Russia Still Not Convinced By Evidence of Chemical Attacks

In spite of Kerry's announcement Saturday in which he claimed to have proof that Sarin gas was used by the Syrian regime last month, Russian officials remain unconvinced and completely against military intervention.

“We were shown certain pieces of evidence that did not contain anything concrete, neither geographical locations, nor names, nor evidence that samples had been taken by professionals,” Foreign Minister Sergey V. Lavrov said Monday.

“There are no facts, there is simply talk about ‘what we definitely know.’ But when you ask for more detailed evidence, they say that it is all classified, therefore it cannot be shown to us. This means there are not such facts to encourage international cooperation,” he added.

On Friday, President Barack Obama stated his intention of punitively striking Syria in response to last month's chemical attacks — which killed over 1,400 civilians and were allegedly orchestrated by the Syrian regime — but added that no moves will be made without Congressional approval.

Lavrov warned that if the U.S. does go through with military strikes, then it would be impossible to hold discussions regarding peaceful political transitions in Syria.

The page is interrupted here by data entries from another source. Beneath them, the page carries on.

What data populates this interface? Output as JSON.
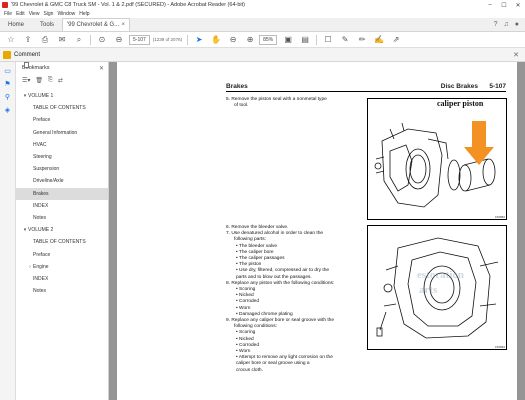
{
  "window": {
    "title": "'99 Chevrolet & GMC C8 Truck SM - Vol. 1 & 2.pdf (SECURED) - Adobe Acrobat Reader (64-bit)",
    "minimize": "–",
    "maximize": "☐",
    "close": "✕"
  },
  "menu": [
    "File",
    "Edit",
    "View",
    "Sign",
    "Window",
    "Help"
  ],
  "tabs": {
    "home": "Home",
    "tools": "Tools",
    "document": "'99 Chevrolet & G...",
    "document_close": "×"
  },
  "toolbar": {
    "page_number": "5-107",
    "page_total": "(1239 of 2076)",
    "zoom": "85%"
  },
  "comment_bar": {
    "label": "Comment",
    "close": "✕"
  },
  "bookmarks": {
    "title": "Bookmarks",
    "close": "✕",
    "items": [
      {
        "label": "VOLUME 1",
        "level": 0,
        "arrow": "▾",
        "selected": false
      },
      {
        "label": "TABLE OF CONTENTS",
        "level": 1,
        "arrow": "",
        "selected": false
      },
      {
        "label": "Preface",
        "level": 1,
        "arrow": "",
        "selected": false
      },
      {
        "label": "General Information",
        "level": 1,
        "arrow": "",
        "selected": false
      },
      {
        "label": "HVAC",
        "level": 1,
        "arrow": "",
        "selected": false
      },
      {
        "label": "Steering",
        "level": 1,
        "arrow": "",
        "selected": false
      },
      {
        "label": "Suspension",
        "level": 1,
        "arrow": "",
        "selected": false
      },
      {
        "label": "Driveline/Axle",
        "level": 1,
        "arrow": "",
        "selected": false
      },
      {
        "label": "Brakes",
        "level": 1,
        "arrow": "",
        "selected": true
      },
      {
        "label": "INDEX",
        "level": 1,
        "arrow": "",
        "selected": false
      },
      {
        "label": "Notes",
        "level": 1,
        "arrow": "",
        "selected": false
      },
      {
        "label": "VOLUME 2",
        "level": 0,
        "arrow": "▾",
        "selected": false
      },
      {
        "label": "TABLE OF CONTENTS",
        "level": 1,
        "arrow": "",
        "selected": false
      },
      {
        "label": "Preface",
        "level": 1,
        "arrow": "",
        "selected": false
      },
      {
        "label": "Engine",
        "level": 1,
        "arrow": "›",
        "selected": false
      },
      {
        "label": "INDEX",
        "level": 1,
        "arrow": "",
        "selected": false
      },
      {
        "label": "Notes",
        "level": 1,
        "arrow": "",
        "selected": false
      }
    ]
  },
  "document_page": {
    "header_left": "Brakes",
    "header_section": "Disc Brakes",
    "header_page": "5-107",
    "step5": [
      "5.  Remove the piston seal with a nonmetal type",
      "of tool."
    ],
    "fig1_code": "156860",
    "caliper_label": "caliper piston",
    "steps_b": [
      {
        "t": "6.  Remove the bleeder valve.",
        "c": "row"
      },
      {
        "t": "7.  Use denatured alcohol in order to clean the",
        "c": "row"
      },
      {
        "t": "following parts:",
        "c": "row ind"
      },
      {
        "t": "• The bleeder valve",
        "c": "row bul"
      },
      {
        "t": "• The caliper bore",
        "c": "row bul"
      },
      {
        "t": "• The caliper passages",
        "c": "row bul"
      },
      {
        "t": "• The piston",
        "c": "row bul"
      },
      {
        "t": "• Use dry, filtered, compressed air to dry the",
        "c": "row bul"
      },
      {
        "t": "parts and to blow out the passages.",
        "c": "row bul"
      },
      {
        "t": "8.  Replace any piston with the following conditions:",
        "c": "row"
      },
      {
        "t": "• Scoring",
        "c": "row bul"
      },
      {
        "t": "• Nicked",
        "c": "row bul"
      },
      {
        "t": "• Corroded",
        "c": "row bul"
      },
      {
        "t": "• Worn",
        "c": "row bul"
      },
      {
        "t": "• Damaged chrome plating",
        "c": "row bul"
      },
      {
        "t": "9.  Replace any caliper bore or seal groove with the",
        "c": "row"
      },
      {
        "t": "following conditions:",
        "c": "row ind"
      },
      {
        "t": "• Scoring",
        "c": "row bul"
      },
      {
        "t": "• Nicked",
        "c": "row bul"
      },
      {
        "t": "• Corroded",
        "c": "row bul"
      },
      {
        "t": "• Worn",
        "c": "row bul"
      },
      {
        "t": "• Attempt to remove any light corrosion on the",
        "c": "row bul"
      },
      {
        "t": "caliper bore or seal groove using a",
        "c": "row bul"
      },
      {
        "t": "crocus cloth.",
        "c": "row bul"
      }
    ],
    "fig2_code": "156862",
    "watermark_1": "estoration",
    "watermark_2": "arts"
  },
  "colors": {
    "accent": "#1473e6",
    "arrow_orange": "#f39222",
    "doc_background": "#959595",
    "selected_bookmark": "#dcdcdc"
  }
}
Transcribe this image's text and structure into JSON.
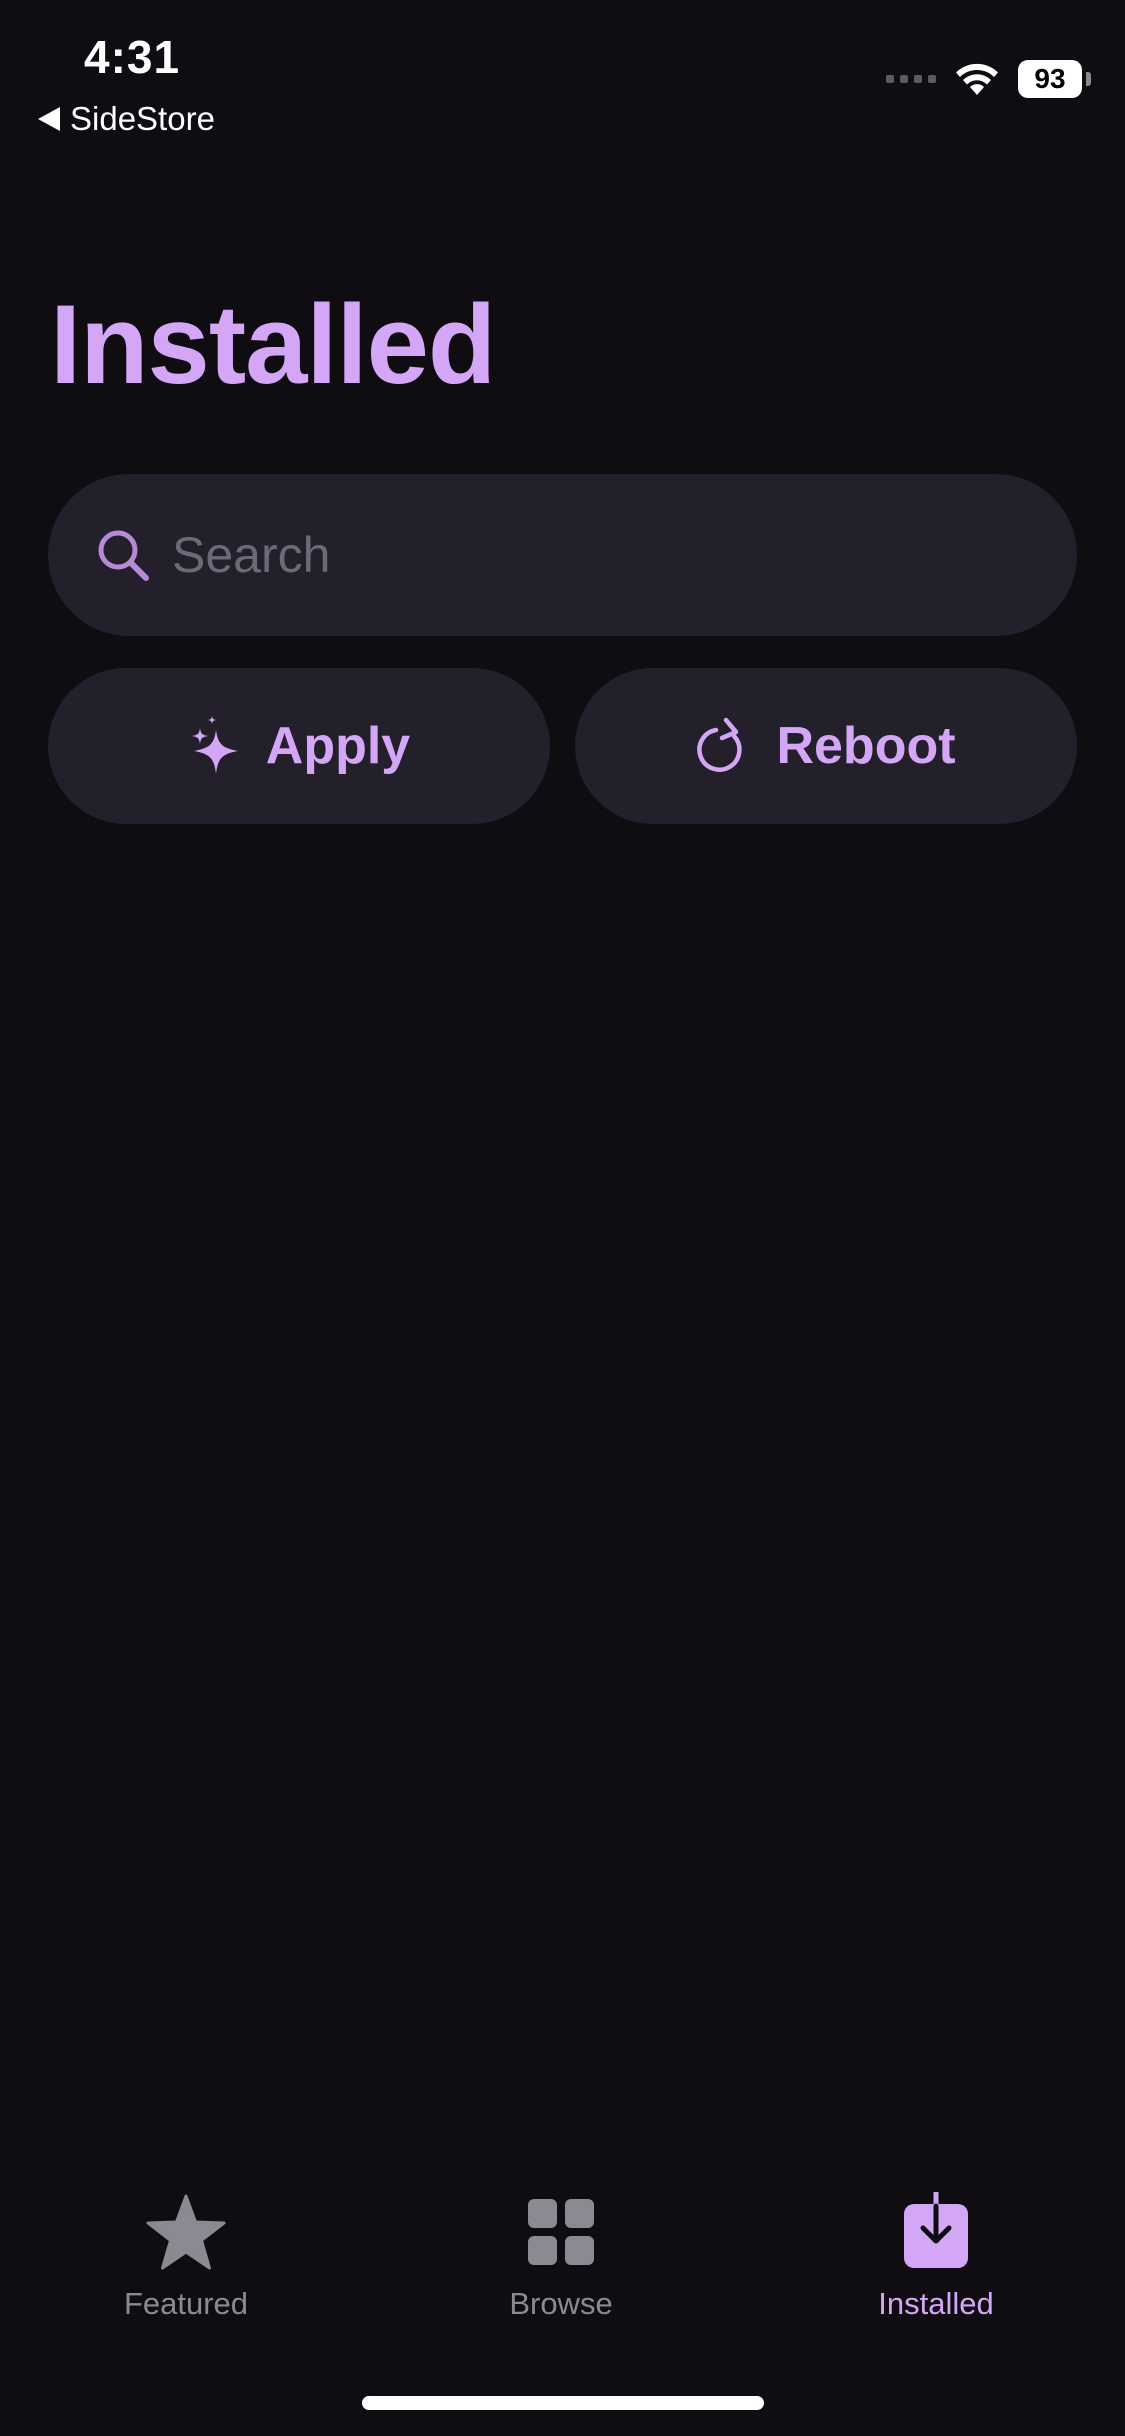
{
  "status_bar": {
    "time": "4:31",
    "back_app": "SideStore",
    "battery": "93"
  },
  "header": {
    "title": "Installed"
  },
  "search": {
    "placeholder": "Search",
    "value": ""
  },
  "actions": {
    "apply_label": "Apply",
    "reboot_label": "Reboot"
  },
  "tabbar": {
    "items": [
      {
        "label": "Featured",
        "icon": "star-icon",
        "active": false
      },
      {
        "label": "Browse",
        "icon": "grid-icon",
        "active": false
      },
      {
        "label": "Installed",
        "icon": "download-tray-icon",
        "active": true
      }
    ]
  },
  "colors": {
    "background": "#0f0d12",
    "accent": "#d4a6f6",
    "surface": "#231f2b",
    "inactive": "#8c8992"
  }
}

“If action announced by the U.S. president does take place after all, to our deepest regret, then [...] the prospects of this forum are being put off for a long time, if not forever,” the Foreign Minister said.

Lavrov also cautioned that, should the U.S. go through with the strikes without the consent of the United Nations Security Council — of which Russia is a part, with veto power — then it would render the council redundant and dysfunctional.

“If someone tries to make gross violations of international law a norm, then we will create chaos,” Mr. Lavrov said. “We will create a situation where the U.N. Charter and the principles under which all the nations of the world have signed up, including the principle of unanimous agreement of the permanent members of the U.N. Security Council, the so-called right of veto, which the United States insisted on, then all of these principles will simply collapse.”

Meanwhile, French Prime Minister Jean-Marc Ayrault is due to present evidence proving that Syria has collected over 1,000 tonnes of chemical agents to parliamentary leaders on Monday.

"We are going to give the MPs everything we have — classified until now — to enable every one of them to take on board the reality of the unacceptable attack," Ayrault told journalists.

But the head of the french foreign affairs committee, Elisabeth Guigou, reiterated Monday that France is ready and willing to intervene militarily in Syria even without parliamentary approval.

"In a complicated situation like this, we need to stick to principles, in other words the constitution, which does not oblige the president to hold a vote, nor even a debate," said Guigou.

The U.S. won't make any moves until Congress resumes on September 9, at which point the motion will be debated and voted on.